Reviewer: Tom Finch
Alan Ayckbourn’s 76th play opens in seemingly familiar surroundings. A brattish teenager, Grace. is defying her rich Dad by choosing a rough boyfriend. It is only after her Father has left does it become clear that this play is anything other than familiar. Soon, a man many years her senior arrives in a time machine, from the future revealing how he had been bought off by her father 50 years ago and now he has come back for her. If it sounds confusing that’s because it is.
Ayckbourn’s comedy comes up against a few difficulties which means this space age saga of love across the decades never really takes off. The unusual timeshifting that takes place means that characters spend an awfully long time discussing exposition most of which is shoehorned quite ungracefully into each scene.
There are a lot of ideas in this play and a lot of potentially very interesting questions are raised. If, for example, someone knows the future, can they change it? And if they did how it would affect the rest of the universe? Or what are the ethical issues involved if an android can feel love and falls for a human? Unfortunately all of these interesting ideas are never given room to breathe and instead they are given a brief mention before Aykbourn moves on to another idea. Films such as Bicentennial Man and A.i. have all examined these issues with far greater skill and finesse.

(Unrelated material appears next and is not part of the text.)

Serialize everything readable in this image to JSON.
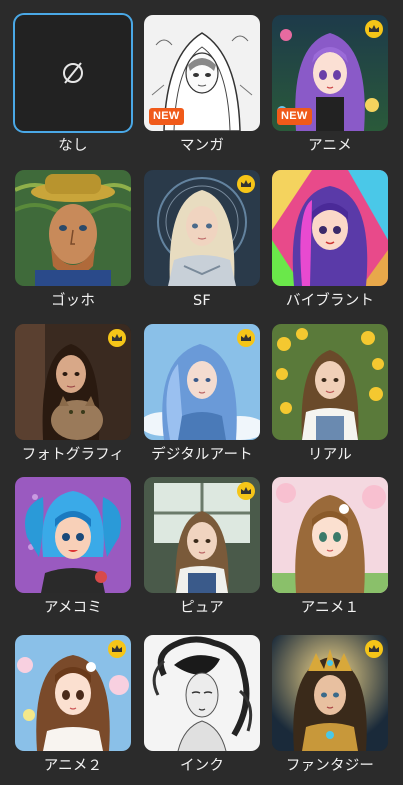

The play is a long evening of three acts each of which feel like miniplays in their own right, the moment of cohesion where all the stories come together fails to materialise leaving the whole affair feeling deeply unsatisfying. The first and third acts in particular are very slow to get going and as evidenced by the people leaving during the intervals were not suitably engaging to grab the audience’s attention. In a shorter play at maybe 90minutes one idea could have been really well examined. There are some very enjoyable moments in the second act as an android learns to always “concede gracefully” when in an argument with a woman.
Michael Holt’s set does little to pique the interest of the piece. The appearance of time machines and holograms, which with a little more ingenuity could have looked genuinely futuristic are achieved using very obvious means which detract from the supposed technological advancements of the age the play is set.
The cast work hard with the material they have but struggled to get more than a ripple of quiet laughter from the audience for most of the evening. They are also up against it with the broadly drawn characters none of whom are particularly interesting and rarely build up to three dimensions. Sarah Parks is the most successful playing a hardnosed lawyer who is hurt by love and finds companionship in an unlikely source. Although she is unable to make the relationship plausible it is through no fault of her own. Her fine skills are utilised elsewhere in a couple of cameo rôles which she brings real panache to. Richard Stacey as an android who has learned to feel love adds some much needed humour to the evening.